New research suggests car buyers could save themselves as much as £11,000 over the course of their lifetime simply by working out the best finance deal.

However, when faced with a list of common car finance options, including Personal Contract Purchase (PCP) deals, hire purchase loans and personal loans, nine out of 10 people surveyed could not pick the cheapest deal.

The study by peer-to-peer platform Zopa also found that over two thirds of UK adults have accepted the first car finance deal offered to them at a dealership, without shopping around.

“Buying a car is a major financial decision, yet it’s so complex it’s nearly impossible for people to work out the best finance option,” said Didier Baclin, chief product officer at Zopa.

In March, the Financial Conduct Authority (FCA) found that some people using finance to buy a car are overcharged on their interest payments by £1,000 or more because of the way lenders pay commissions to motor dealers.

The regulator said the current model, which allows brokers to set customer interest rates, leads to car buyers paying significantly more for their motor finance.

It is assessing the options for intervening in the market, which could include banning certain types of commission model.

Common finance options explained

Hire purchase deals

After paying a deposit – typically around 10% – you pay monthly instalments, which cover the cost of the car plus interest, for the duration of the agreement.

A hire purchase deal, subject to you meeting the lender’s criteria, can enable you to borrow a larger sum of money than is available under a personal loan. The finance company ‘buys’ the car and ‘takes it’ as security meaning that you do not own the car until the loan has been repaid.

If you default on the payments the lender can repossess the car. You are unable to sell the car until the loan has been repaid.

Personal Contract Purchase (PCP)

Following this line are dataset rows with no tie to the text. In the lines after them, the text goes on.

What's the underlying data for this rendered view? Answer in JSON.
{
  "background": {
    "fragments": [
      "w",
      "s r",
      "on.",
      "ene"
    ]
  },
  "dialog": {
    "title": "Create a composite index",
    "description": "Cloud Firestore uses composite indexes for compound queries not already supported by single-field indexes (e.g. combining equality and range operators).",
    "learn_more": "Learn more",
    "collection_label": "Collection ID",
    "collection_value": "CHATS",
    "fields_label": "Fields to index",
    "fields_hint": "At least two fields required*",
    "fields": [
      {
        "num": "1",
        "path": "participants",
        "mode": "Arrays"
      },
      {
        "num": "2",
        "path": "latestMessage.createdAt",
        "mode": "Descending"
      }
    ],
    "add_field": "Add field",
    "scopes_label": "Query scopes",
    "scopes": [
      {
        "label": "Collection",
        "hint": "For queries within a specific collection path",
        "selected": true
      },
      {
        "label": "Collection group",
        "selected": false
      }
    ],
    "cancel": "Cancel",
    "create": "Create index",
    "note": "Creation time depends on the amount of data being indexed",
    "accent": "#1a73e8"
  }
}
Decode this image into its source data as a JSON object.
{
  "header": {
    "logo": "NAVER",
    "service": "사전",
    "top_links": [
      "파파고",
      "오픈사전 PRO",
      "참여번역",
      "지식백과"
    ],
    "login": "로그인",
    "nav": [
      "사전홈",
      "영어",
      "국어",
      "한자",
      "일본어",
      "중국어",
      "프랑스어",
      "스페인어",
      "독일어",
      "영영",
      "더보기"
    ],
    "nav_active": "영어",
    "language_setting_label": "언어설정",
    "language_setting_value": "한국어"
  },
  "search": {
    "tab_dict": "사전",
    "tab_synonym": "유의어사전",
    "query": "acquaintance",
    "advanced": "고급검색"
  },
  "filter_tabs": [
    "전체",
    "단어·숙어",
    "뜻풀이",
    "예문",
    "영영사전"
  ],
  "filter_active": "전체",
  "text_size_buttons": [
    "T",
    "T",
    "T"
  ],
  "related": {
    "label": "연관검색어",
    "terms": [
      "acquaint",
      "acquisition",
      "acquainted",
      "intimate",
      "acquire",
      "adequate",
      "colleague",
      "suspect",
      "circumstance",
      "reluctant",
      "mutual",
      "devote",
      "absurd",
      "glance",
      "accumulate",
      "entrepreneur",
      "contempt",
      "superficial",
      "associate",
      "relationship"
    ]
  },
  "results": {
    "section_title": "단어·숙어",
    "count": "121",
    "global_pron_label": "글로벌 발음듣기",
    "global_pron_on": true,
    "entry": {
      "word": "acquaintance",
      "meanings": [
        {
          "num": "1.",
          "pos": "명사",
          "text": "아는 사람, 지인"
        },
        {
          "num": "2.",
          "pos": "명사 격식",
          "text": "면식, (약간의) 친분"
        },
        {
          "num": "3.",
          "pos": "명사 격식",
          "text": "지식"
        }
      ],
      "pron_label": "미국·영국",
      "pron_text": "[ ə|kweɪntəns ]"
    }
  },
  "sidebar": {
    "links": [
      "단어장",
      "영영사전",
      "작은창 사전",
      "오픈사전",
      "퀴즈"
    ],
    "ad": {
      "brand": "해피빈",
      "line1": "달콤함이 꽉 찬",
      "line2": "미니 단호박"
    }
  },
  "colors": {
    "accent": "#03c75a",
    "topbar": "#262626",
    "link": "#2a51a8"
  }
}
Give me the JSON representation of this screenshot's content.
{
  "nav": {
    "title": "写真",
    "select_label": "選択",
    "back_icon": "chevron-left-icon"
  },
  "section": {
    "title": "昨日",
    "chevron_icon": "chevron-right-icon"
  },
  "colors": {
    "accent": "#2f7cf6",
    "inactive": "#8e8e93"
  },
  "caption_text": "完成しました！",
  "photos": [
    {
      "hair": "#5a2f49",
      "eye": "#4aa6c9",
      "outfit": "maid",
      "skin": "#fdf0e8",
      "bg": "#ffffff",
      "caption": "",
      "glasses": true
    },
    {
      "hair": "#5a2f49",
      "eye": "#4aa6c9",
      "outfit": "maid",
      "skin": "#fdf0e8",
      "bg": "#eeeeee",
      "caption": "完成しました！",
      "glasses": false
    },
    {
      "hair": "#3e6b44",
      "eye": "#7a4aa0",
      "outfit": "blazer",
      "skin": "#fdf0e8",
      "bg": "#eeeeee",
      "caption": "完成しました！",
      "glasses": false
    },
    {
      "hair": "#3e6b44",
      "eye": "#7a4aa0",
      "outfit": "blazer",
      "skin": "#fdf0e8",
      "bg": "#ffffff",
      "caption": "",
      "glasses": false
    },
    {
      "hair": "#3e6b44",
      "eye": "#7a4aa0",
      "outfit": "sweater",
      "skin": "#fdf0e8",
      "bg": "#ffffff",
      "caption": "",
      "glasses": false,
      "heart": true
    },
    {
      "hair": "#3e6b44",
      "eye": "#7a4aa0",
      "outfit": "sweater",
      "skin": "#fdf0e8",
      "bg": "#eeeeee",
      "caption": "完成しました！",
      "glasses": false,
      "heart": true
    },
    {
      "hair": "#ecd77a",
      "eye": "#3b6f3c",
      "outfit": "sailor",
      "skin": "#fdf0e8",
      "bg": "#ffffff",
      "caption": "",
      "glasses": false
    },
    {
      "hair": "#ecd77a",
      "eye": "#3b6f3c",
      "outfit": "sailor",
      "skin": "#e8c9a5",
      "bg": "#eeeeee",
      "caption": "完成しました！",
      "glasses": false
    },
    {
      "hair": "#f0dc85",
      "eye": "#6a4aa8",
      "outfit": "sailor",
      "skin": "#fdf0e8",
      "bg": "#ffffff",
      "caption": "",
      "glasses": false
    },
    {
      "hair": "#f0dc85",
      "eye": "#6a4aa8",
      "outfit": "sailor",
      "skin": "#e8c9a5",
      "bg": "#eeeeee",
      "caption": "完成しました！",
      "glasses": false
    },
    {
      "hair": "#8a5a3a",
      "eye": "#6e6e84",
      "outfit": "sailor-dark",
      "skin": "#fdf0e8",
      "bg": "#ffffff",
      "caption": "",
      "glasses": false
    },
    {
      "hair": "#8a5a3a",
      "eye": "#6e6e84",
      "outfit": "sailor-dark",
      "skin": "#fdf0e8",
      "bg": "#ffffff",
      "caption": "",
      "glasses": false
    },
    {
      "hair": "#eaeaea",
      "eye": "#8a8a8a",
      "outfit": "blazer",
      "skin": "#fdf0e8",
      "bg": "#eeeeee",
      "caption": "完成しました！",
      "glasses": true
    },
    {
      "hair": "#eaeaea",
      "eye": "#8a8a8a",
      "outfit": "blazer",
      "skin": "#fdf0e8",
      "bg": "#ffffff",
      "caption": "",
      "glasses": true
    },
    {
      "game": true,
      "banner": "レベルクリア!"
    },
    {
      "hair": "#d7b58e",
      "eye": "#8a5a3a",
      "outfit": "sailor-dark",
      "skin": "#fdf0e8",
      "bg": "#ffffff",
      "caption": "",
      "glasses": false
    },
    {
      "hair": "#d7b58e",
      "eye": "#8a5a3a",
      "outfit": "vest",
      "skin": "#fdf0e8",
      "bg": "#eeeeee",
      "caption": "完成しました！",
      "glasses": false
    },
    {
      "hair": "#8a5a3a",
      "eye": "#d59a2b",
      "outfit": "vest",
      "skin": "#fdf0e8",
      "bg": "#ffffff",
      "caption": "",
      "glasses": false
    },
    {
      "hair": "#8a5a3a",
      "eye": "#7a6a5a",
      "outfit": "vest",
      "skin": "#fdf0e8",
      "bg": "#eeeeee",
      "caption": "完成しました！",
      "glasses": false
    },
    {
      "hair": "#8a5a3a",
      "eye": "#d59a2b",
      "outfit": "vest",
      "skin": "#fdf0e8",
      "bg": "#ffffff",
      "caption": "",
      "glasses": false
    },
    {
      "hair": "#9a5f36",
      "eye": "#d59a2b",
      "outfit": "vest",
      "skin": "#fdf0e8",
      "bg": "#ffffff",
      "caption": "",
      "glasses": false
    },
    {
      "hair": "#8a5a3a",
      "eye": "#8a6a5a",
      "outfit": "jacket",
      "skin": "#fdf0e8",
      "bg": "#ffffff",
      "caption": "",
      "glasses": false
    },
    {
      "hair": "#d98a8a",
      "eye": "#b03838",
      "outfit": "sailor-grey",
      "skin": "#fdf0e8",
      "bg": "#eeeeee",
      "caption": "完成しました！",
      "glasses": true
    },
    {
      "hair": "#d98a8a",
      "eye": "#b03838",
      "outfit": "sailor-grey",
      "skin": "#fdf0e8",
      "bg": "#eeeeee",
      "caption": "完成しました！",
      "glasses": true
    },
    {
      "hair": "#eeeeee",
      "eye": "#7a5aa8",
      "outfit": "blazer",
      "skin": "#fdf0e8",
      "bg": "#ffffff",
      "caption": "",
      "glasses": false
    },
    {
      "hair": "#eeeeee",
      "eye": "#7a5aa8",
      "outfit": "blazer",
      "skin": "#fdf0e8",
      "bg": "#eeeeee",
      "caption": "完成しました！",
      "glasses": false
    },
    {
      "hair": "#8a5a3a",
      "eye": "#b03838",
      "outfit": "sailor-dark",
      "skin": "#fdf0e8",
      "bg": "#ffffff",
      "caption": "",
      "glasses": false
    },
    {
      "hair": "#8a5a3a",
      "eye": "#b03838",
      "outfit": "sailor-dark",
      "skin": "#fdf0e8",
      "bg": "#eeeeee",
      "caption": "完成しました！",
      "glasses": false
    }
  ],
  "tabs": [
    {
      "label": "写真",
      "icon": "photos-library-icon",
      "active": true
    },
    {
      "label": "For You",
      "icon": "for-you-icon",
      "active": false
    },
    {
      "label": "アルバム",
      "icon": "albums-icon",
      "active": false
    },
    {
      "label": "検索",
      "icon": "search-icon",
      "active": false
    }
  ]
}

This is where a finance company buys the car and you pay a deposit and monthly instalments to use it until the contract expires.

At the start of the contract, the finance company gives the car a Guaranteed Final Value (GFV). The GFV will depend on the deposit paid, your monthly instalments and annual mileage.

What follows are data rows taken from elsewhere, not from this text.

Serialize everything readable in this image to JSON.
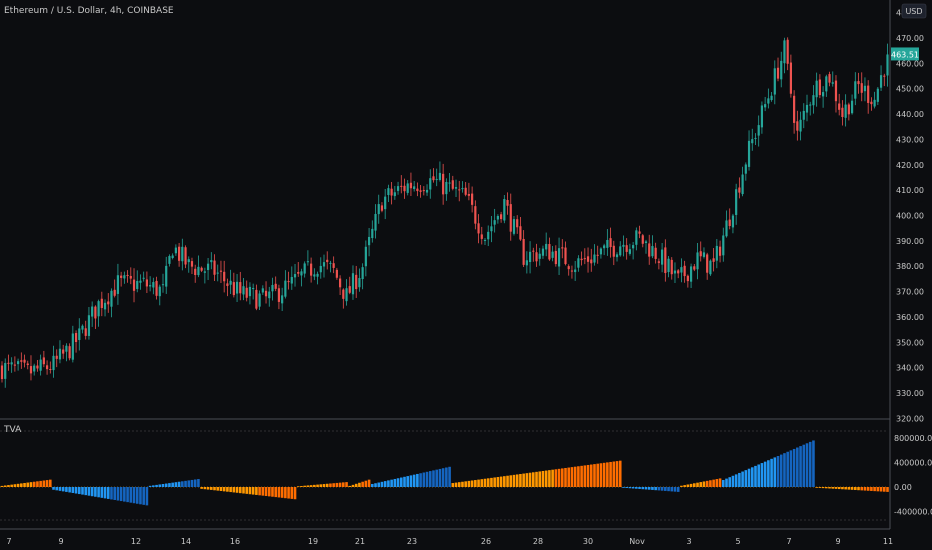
{
  "title": "Ethereum / U.S. Dollar, 4h, COINBASE",
  "currency": "USD",
  "price_badge": "463.51",
  "indicator_label": "TVA",
  "colors": {
    "background": "#0c0d10",
    "up": "#26a69a",
    "down": "#ef5350",
    "tva_light_blue": "#2196f3",
    "tva_dark_blue": "#1565c0",
    "tva_light_orange": "#ff9800",
    "tva_dark_orange": "#ff6d00",
    "badge": "#26a69a",
    "text": "#c8c8c8"
  },
  "chart_data": [
    {
      "type": "candlestick",
      "title": "Ethereum / U.S. Dollar, 4h, COINBASE",
      "y_axis_ticks": [
        "470.00",
        "460.00",
        "450.00",
        "440.00",
        "430.00",
        "420.00",
        "410.00",
        "400.00",
        "390.00",
        "380.00",
        "370.00",
        "360.00",
        "350.00",
        "340.00",
        "330.00",
        "320.00"
      ],
      "ylim": [
        320,
        480
      ],
      "x_axis_ticks": [
        "7",
        "9",
        "12",
        "14",
        "16",
        "19",
        "21",
        "23",
        "26",
        "28",
        "30",
        "Nov",
        "3",
        "5",
        "7",
        "9",
        "11"
      ],
      "close_path": [
        {
          "t": 0,
          "price": 340
        },
        {
          "t": 8,
          "price": 338
        },
        {
          "t": 16,
          "price": 341
        },
        {
          "t": 20,
          "price": 346
        },
        {
          "t": 24,
          "price": 352
        },
        {
          "t": 30,
          "price": 365
        },
        {
          "t": 36,
          "price": 373
        },
        {
          "t": 44,
          "price": 373
        },
        {
          "t": 50,
          "price": 370
        },
        {
          "t": 53,
          "price": 388
        },
        {
          "t": 58,
          "price": 380
        },
        {
          "t": 66,
          "price": 378
        },
        {
          "t": 74,
          "price": 369
        },
        {
          "t": 82,
          "price": 367
        },
        {
          "t": 90,
          "price": 373
        },
        {
          "t": 98,
          "price": 381
        },
        {
          "t": 103,
          "price": 378
        },
        {
          "t": 107,
          "price": 368
        },
        {
          "t": 112,
          "price": 380
        },
        {
          "t": 118,
          "price": 406
        },
        {
          "t": 126,
          "price": 412
        },
        {
          "t": 134,
          "price": 414
        },
        {
          "t": 144,
          "price": 407
        },
        {
          "t": 150,
          "price": 392
        },
        {
          "t": 156,
          "price": 405
        },
        {
          "t": 162,
          "price": 384
        },
        {
          "t": 170,
          "price": 386
        },
        {
          "t": 178,
          "price": 381
        },
        {
          "t": 184,
          "price": 384
        },
        {
          "t": 192,
          "price": 389
        },
        {
          "t": 198,
          "price": 391
        },
        {
          "t": 204,
          "price": 384
        },
        {
          "t": 210,
          "price": 374
        },
        {
          "t": 216,
          "price": 383
        },
        {
          "t": 221,
          "price": 380
        },
        {
          "t": 226,
          "price": 400
        },
        {
          "t": 231,
          "price": 422
        },
        {
          "t": 236,
          "price": 440
        },
        {
          "t": 243,
          "price": 465
        },
        {
          "t": 247,
          "price": 432
        },
        {
          "t": 252,
          "price": 450
        },
        {
          "t": 257,
          "price": 455
        },
        {
          "t": 261,
          "price": 440
        },
        {
          "t": 266,
          "price": 451
        },
        {
          "t": 271,
          "price": 446
        },
        {
          "t": 275,
          "price": 463.51
        }
      ],
      "price_badge": "463.51"
    },
    {
      "type": "bar",
      "title": "TVA",
      "y_axis_ticks": [
        "800000.00",
        "400000.00",
        "0.00",
        "-400000.00"
      ],
      "ylim": [
        -550000,
        800000
      ],
      "segments": [
        {
          "from": 0,
          "to": 15,
          "peak": 120000,
          "side": "up",
          "color": "orange"
        },
        {
          "from": 16,
          "to": 45,
          "peak": -300000,
          "side": "down",
          "color": "blue"
        },
        {
          "from": 46,
          "to": 61,
          "peak": 130000,
          "side": "up",
          "color": "blue"
        },
        {
          "from": 62,
          "to": 91,
          "peak": -200000,
          "side": "down",
          "color": "orange"
        },
        {
          "from": 92,
          "to": 107,
          "peak": 80000,
          "side": "up",
          "color": "orange"
        },
        {
          "from": 108,
          "to": 114,
          "peak": 120000,
          "side": "up",
          "color": "orange"
        },
        {
          "from": 115,
          "to": 139,
          "peak": 330000,
          "side": "up",
          "color": "blue"
        },
        {
          "from": 140,
          "to": 192,
          "peak": 430000,
          "side": "up",
          "color": "orange"
        },
        {
          "from": 193,
          "to": 210,
          "peak": -80000,
          "side": "down",
          "color": "blue"
        },
        {
          "from": 211,
          "to": 223,
          "peak": 140000,
          "side": "up",
          "color": "orange"
        },
        {
          "from": 224,
          "to": 252,
          "peak": 760000,
          "side": "up",
          "color": "blue"
        },
        {
          "from": 253,
          "to": 275,
          "peak": -80000,
          "side": "down",
          "color": "orange"
        }
      ]
    }
  ]
}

At the end of the contract, you have the option to make a payment equalling the GFV and take full ownership of the car, hand the car back to settle the remaining finance or if the car is worth more than the GFV – use the difference in value as a deposit towards another car.

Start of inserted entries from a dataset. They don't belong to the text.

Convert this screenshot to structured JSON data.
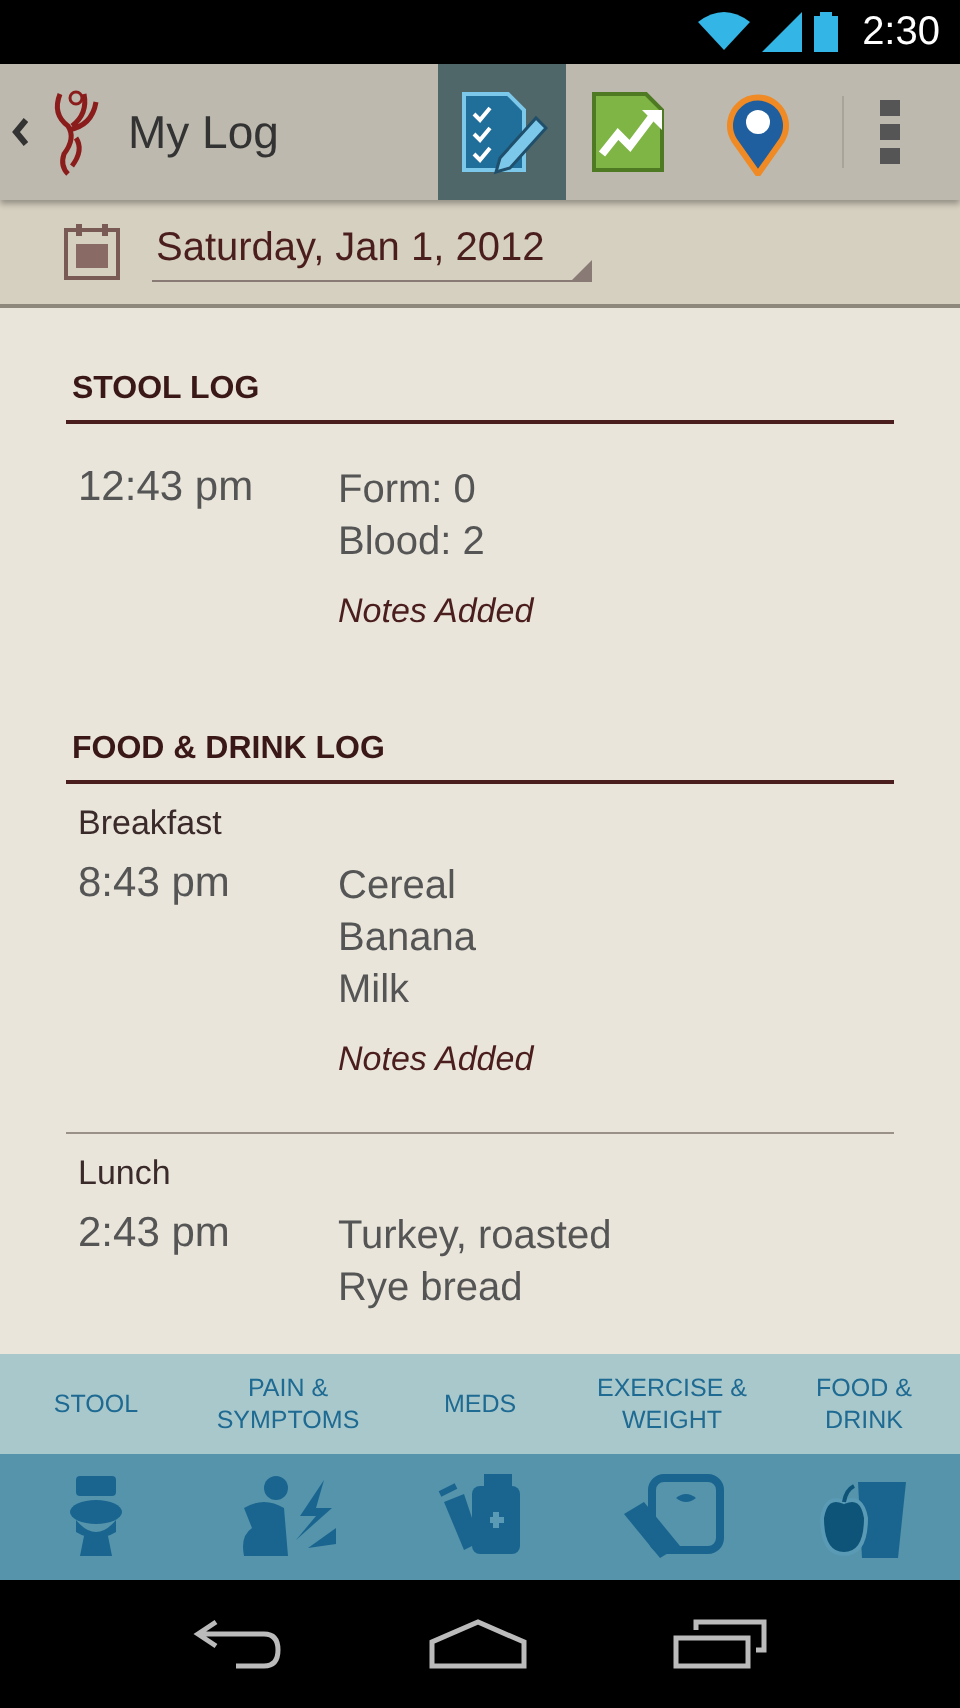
{
  "status_bar": {
    "time": "2:30"
  },
  "action_bar": {
    "title": "My Log",
    "tabs": [
      {
        "kind": "log",
        "selected": true
      },
      {
        "kind": "chart",
        "selected": false
      },
      {
        "kind": "pin",
        "selected": false
      }
    ]
  },
  "date_picker": {
    "value": "Saturday, Jan 1, 2012"
  },
  "sections": [
    {
      "title": "STOOL LOG",
      "entries": [
        {
          "time": "12:43 pm",
          "lines": [
            "Form: 0",
            "Blood: 2"
          ],
          "note": "Notes Added"
        }
      ]
    },
    {
      "title": "FOOD & DRINK LOG",
      "entries": [
        {
          "meal": "Breakfast",
          "time": "8:43 pm",
          "lines": [
            "Cereal",
            "Banana",
            "Milk"
          ],
          "note": "Notes Added"
        },
        {
          "meal": "Lunch",
          "time": "2:43 pm",
          "lines": [
            "Turkey, roasted",
            "Rye bread"
          ]
        }
      ]
    }
  ],
  "categories": [
    {
      "kind": "stool",
      "label": "STOOL"
    },
    {
      "kind": "pain",
      "label": "PAIN & SYMPTOMS"
    },
    {
      "kind": "meds",
      "label": "MEDS"
    },
    {
      "kind": "exercise",
      "label": "EXERCISE & WEIGHT"
    },
    {
      "kind": "food",
      "label": "FOOD & DRINK"
    }
  ]
}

Payments under a PCP can be lower than for other types of car finance. A PCP allows you to drive a new car every few years without owning it (if you don’t want to).

PCP contracts impose a mileage limit and penalties apply if you exceed it. Over the term of the PCP you may have only paid off the car’s depreciation so at the end of the contract you will not have any equity in the car.

PCP can work out as an expensive route to car ownership, so it’s important to calculate the total cost of the deposit, GFV and monthly payments.


A personal leasing arrangement allows you to drive a new car for an agreed period and number of miles – without owning it. Leasing arrangements may include other costs such as servicing, tax and insurance.

Without the need to buy or sell a car, changing vehicles is easier under a personal leasing arrangement and monthly payments tend to be lower.

The leasing company bears the cost of the car’s depreciation but no matter how long you lease the car for, you won’t own it. A mileage limit usually applies, with penalties for exceeding it, and you may face extra fees for any damage or wear and tear to the car.